Hunt’s central performance is one of spirit and energy. She’s not an identikit rebellious teen, but nor is she an angelic wonder-child. She is smart, but flawed, and searching for her place in the world. In the inevitable multi-perspective early ballad, she expresses her desire to get away from her small town, but she also skips to school while singing a high-energy pop track, oblivious to the fact the apocalypse appears to have taken place overnight – a callback to Simon Pegg’s corner shop visit in Shaun of the Dead.

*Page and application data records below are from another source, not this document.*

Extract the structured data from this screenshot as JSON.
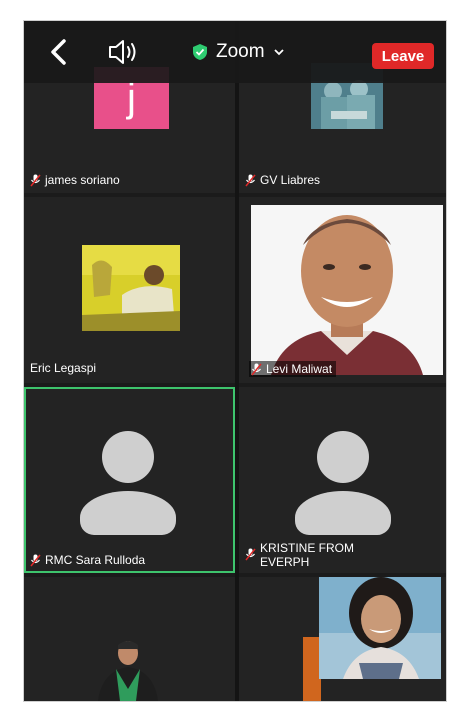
{
  "header": {
    "title": "Zoom",
    "leave_label": "Leave"
  },
  "tiles": [
    {
      "name": "james soriano",
      "initial": "j",
      "muted": true
    },
    {
      "name": "GV Liabres",
      "muted": true
    },
    {
      "name": "Eric Legaspi",
      "muted": false
    },
    {
      "name": "Levi Maliwat",
      "muted": true
    },
    {
      "name": "RMC Sara Rulloda",
      "muted": true
    },
    {
      "name": "KRISTINE FROM EVERPH",
      "muted": true
    }
  ],
  "colors": {
    "leave": "#e02828",
    "active_speaker_border": "#3ec46d",
    "initial_avatar": "#e8508a",
    "shield": "#2ecc71"
  },
  "icons": [
    "back-chevron-icon",
    "speaker-icon",
    "shield-check-icon",
    "chevron-down-icon",
    "muted-mic-icon",
    "person-placeholder-icon"
  ]
}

It’s just one of the movie’s many enjoyable song and dance sequences. The songs are catchy and everyone knows exactly when to turn on the tackiness, whether in the aforementioned multi-stranded ballad – yes, their parts do end up overlapping as the camera cuts rapidly between them – or in a cafeteria hoedown that positively wallows in its dance-on-the-tables cliché. Scottish singer-songwriters Roddy Hart and Tommy Reilly fly through the genre catalogue with aplomb, giving every major character a chance to shine. They’re also willing to take loving swipes at Christmas music, with Marli Siu’s outwardly innocent character bringing true awkwardness to a school talent show with an innuendo-laden festive composition in the vein of ‘Santa Baby’ – “unload your sack”, “my chimney needs a good unblocking”, etc.

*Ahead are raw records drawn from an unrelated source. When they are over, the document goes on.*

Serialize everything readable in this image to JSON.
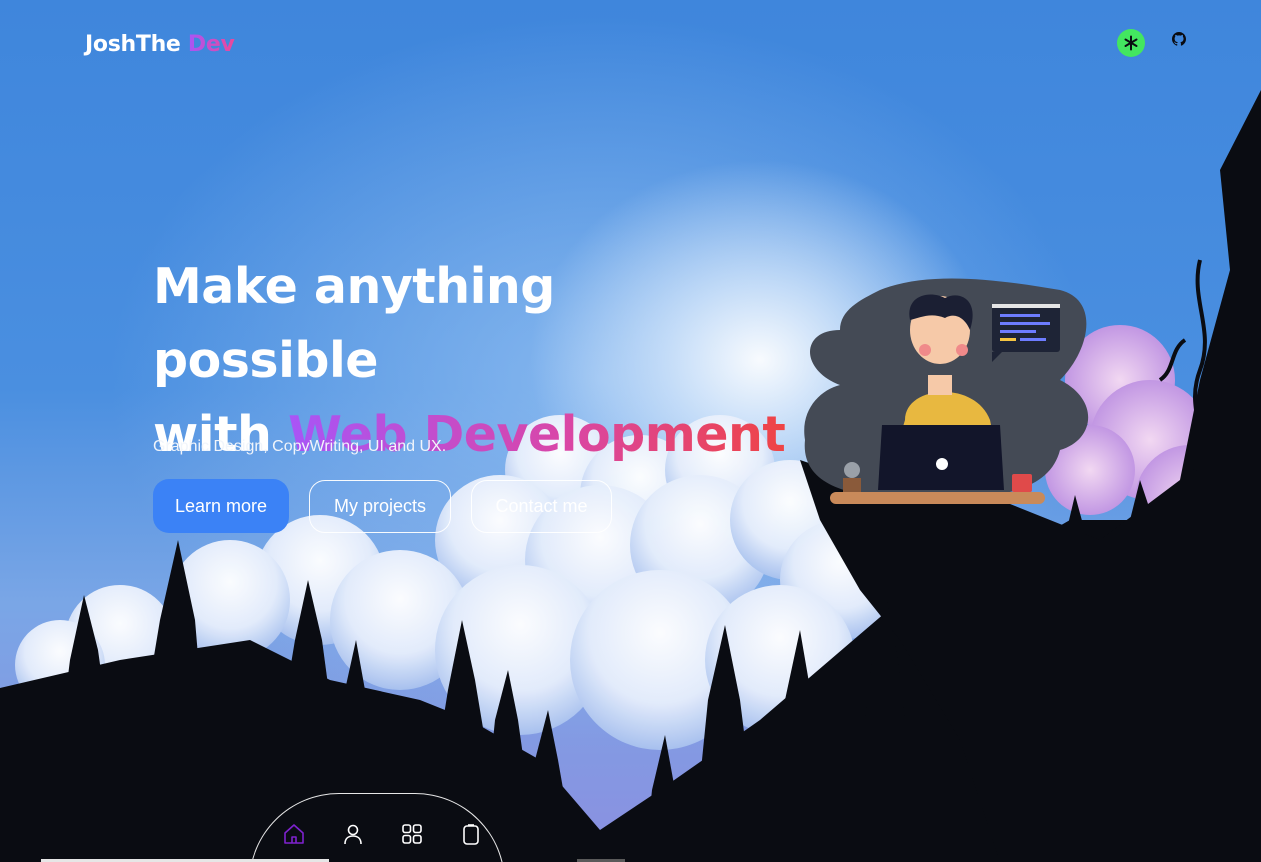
{
  "header": {
    "logo_main": "JoshThe",
    "logo_accent": "Dev",
    "icons": [
      "linktree-icon",
      "github-icon"
    ]
  },
  "hero": {
    "title_line1": "Make anything possible",
    "title_prefix": "with",
    "title_highlight": "Web Development",
    "subtitle": "Graphic Design, CopyWriting, UI and UX."
  },
  "buttons": {
    "learn_more": "Learn more",
    "my_projects": "My projects",
    "contact_me": "Contact me"
  },
  "bottom_nav": {
    "items": [
      "home-icon",
      "user-icon",
      "grid-icon",
      "clipboard-icon"
    ],
    "active": "home-icon"
  },
  "colors": {
    "primary_button": "#3b82f6",
    "gradient_start": "#a855f7",
    "gradient_end": "#ef4444",
    "linktree_green": "#43e660",
    "nav_active": "#7e22ce",
    "silhouette": "#0a0c12"
  }
}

In amongst all of the candy cane swinging splatter of Anna and the Apocalypse, there’s also a kernel of very interesting social commentary. The notion of smartphone obsession arises regularly throughout the story, but the messaging is more complex than the facile perspective that the disconnection provided by a screen is a Bad Thing™. Although the characters do sing about needing to hear a “human voice”, they also discuss the importance of a smartphone as a kind of repository for fond memories of loved ones who could now be either dead or undead, rather than “just plastic and glass”. Social media also provides the characters with information on escape routes, and provides the audience with a neat gag about #EvacSelfies with zombies trending and a newly deceased Justin Bieber swapping fancy food for brains.
It’s consistently surprising and refreshing that McPhail is able to find moments of emotional depth and social smarts, while also indulging in silly singing, a scenery-chewing villain and plenty of over the top violence. Alongside its smartphone examination, it boasts the very timely spectacle of idealistic youngsters watching the world fall apart around them, while the adults are at best apathetic and at worst actively malicious. Read it as an allegory for the onset of environmental disaster, or simply Brexit, but it’s well-constructed and potent, particularly in the closing moments.
Anna and the Apocalypse is a joyous helping of savage festive silliness, like a Christmas pudding coated in gooey gore. When the credits roll, you’ll want to watch it again immediately and it’ll almost certainly join the Christmas rotation, right between Love Actually and Elf. And neither of those films features a zombie’s head being smashed to pieces by a toilet seat. This one does.
Flickering Myth Rating – Film: ★ ★ ★ ★ / Movie: ★ ★ ★ ★ ★
Tom Beasley is a freelance film journalist and wrestling fan. Follow him on Twitter via @TomJBeasley for movie opinions, wrestling stuff and puns.